{synopt:{cmd:e(properties)}}{opt b V}{p_end}
{synoptset 20 tabbed}{...} {p2col 5 20 24 2: Matrices}{p_end}
{synopt:{cmd:e(b)}}vector of estimated coefficients{p_end}
{synopt:{cmd:e(V)}}estimated coefficient variance-covariance matrix{p_end}
{synopt:{cmd:e(Adjust)}}adjustment matrix, i.e. {it:inv(I+inv(d.X'd.X)*d.X'l.X)'} for first-differences{p_end}
{synopt:{cmd:e(invAdjust)}}inverse adjustment matrix, i.e. {it:(I+inv(d.X'd.X)*d.X'l.X)'} for first-differences{p_end}
{synoptset 20 tabbed}{...}
{p2col 5 20 24 2: Functions}{p_end}
{synopt:{cmd:e(sample)}}marks estimation sample (first period not included){p_end}
{p2colreset}{...}
{title:References}
{pstd} Tauchmann, H. (2019). {browse "https://www.stata.com/meeting/germany19/slides/germany19_Tauchmann.pdf":Linear discrete time hazard estimation using Stata}, presentation at the {it:2019 German Stata Users Group Meeting}.
{pstd} Tauchmann, H. (2019). Fixed Effects Estimation of the Discrete-Time Linear-Probability Hazard Model: an Adjusted First-Differences Estimator,
{it:FAU Discussion Papers in Economics} {browse "https://www.iwf.rw.fau.de/files/2019/11/09_2019.pdf":#9/2019}.
{title:Also see}
{psee} Manual: {manlink R regress}, {manlink ST discrete}, {manlink ST stcox}, {manlink ST streg}, {manlink ST stset}, {manlink ST stsplit}, {manlink XT xtreg}, {manlink XT xtset}
{psee} {space 2}Help: {manhelp regress R:regress}, {manhelp stcox ST:stcox}, {manhelp streg ST:streg}, {manhelp stset ST:stset}, {manhelp stsplit ST:stsplit}, {manhelp xtreg XT:xtreg}, {manhelp xtset XT:xtset}{break}
{psee} Online: {helpb dthaz}, {helpb hshaz}, {helpb pgmhaz8}{p_end}
{title:Author}
{psee} Harald Tauchmann{p_end}{psee} Friedrich-Alexander-Universit{c a:}t Erlangen-N{c u:}rnberg (FAU){p_end}{psee} N{c u:}rnberg,
Germany{p_end}{psee}E-mail: harald.tauchmann@fau.de {p_end}
{title:Disclaimer}
{pstd} This software is provided "as is" without warranty of any kind, either expressed or implied.

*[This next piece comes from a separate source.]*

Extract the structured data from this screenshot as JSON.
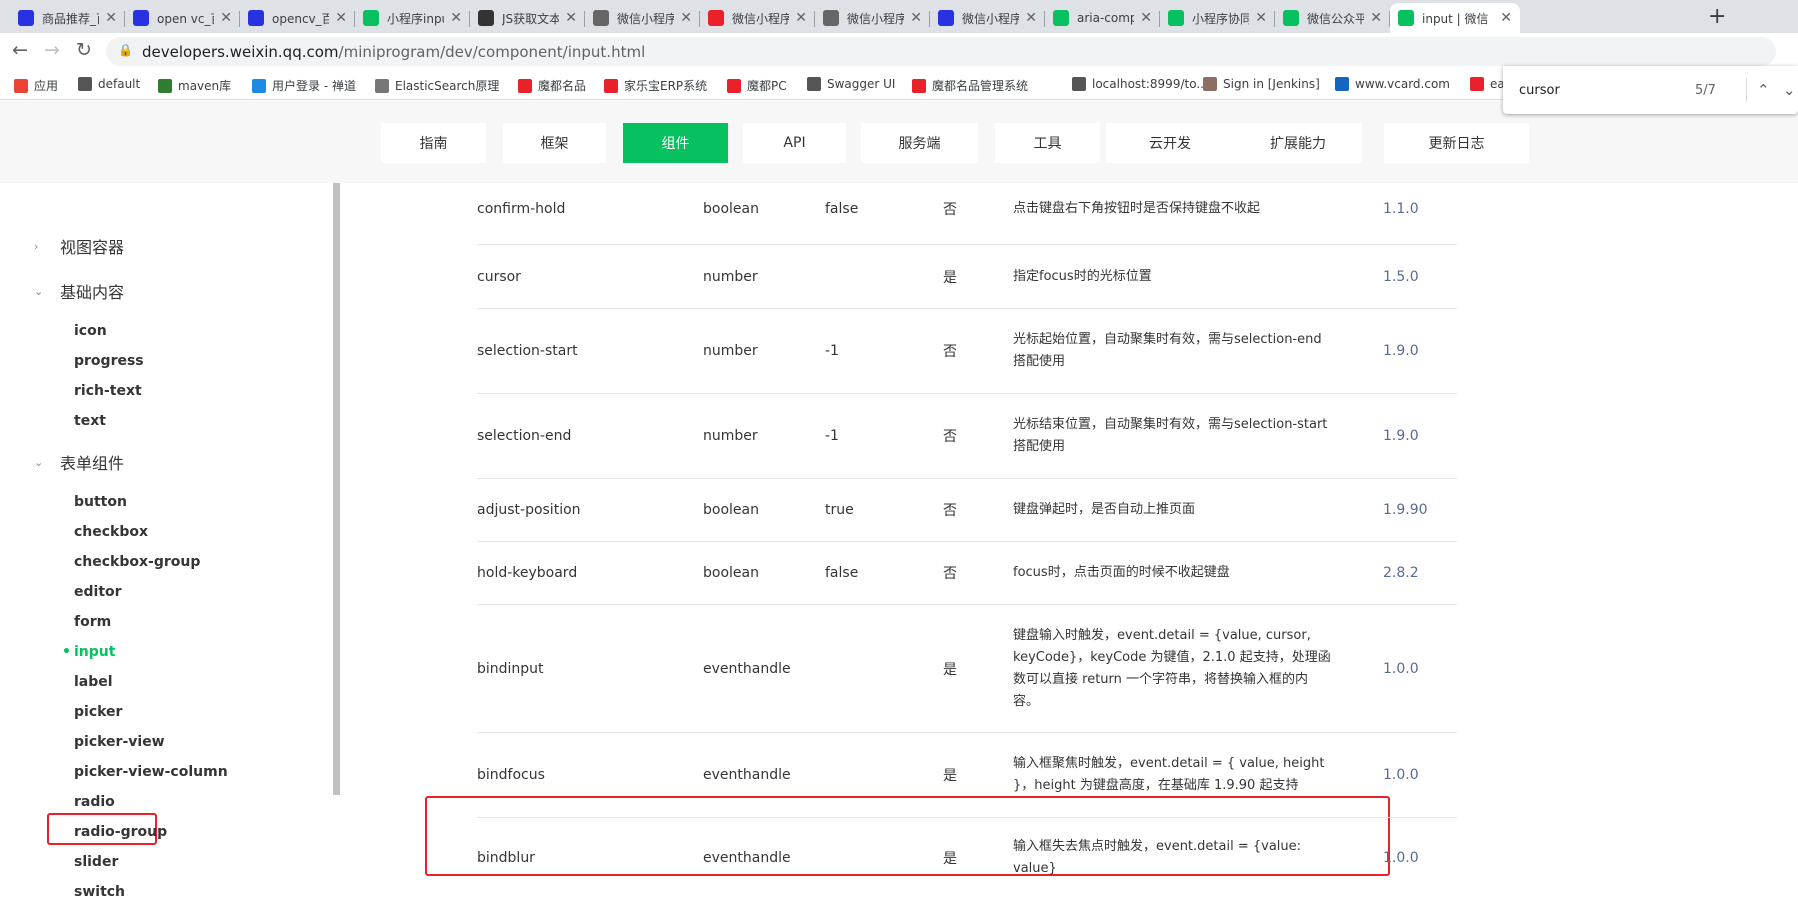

The entire risk as to the quality and
performance of the program is with you. Should the program prove defective, you assume the cost of all necessary servicing, repair or
correction. In no event will the copyright holders or their employers, or any other party who may modify and/or redistribute this software,
be liable to you for damages, including any general, special, incidental or consequential damages arising out of the use or inability to
use the program.{p_end}
{title:Acknowledgements}
{pstd} I gratefully acknowledge comments and suggestions by Helene K{c o:}nnecke, Sabrina Schubert, Irina Simankova and the participants of the 2019 German Stata Users Group Meeting.{p_end}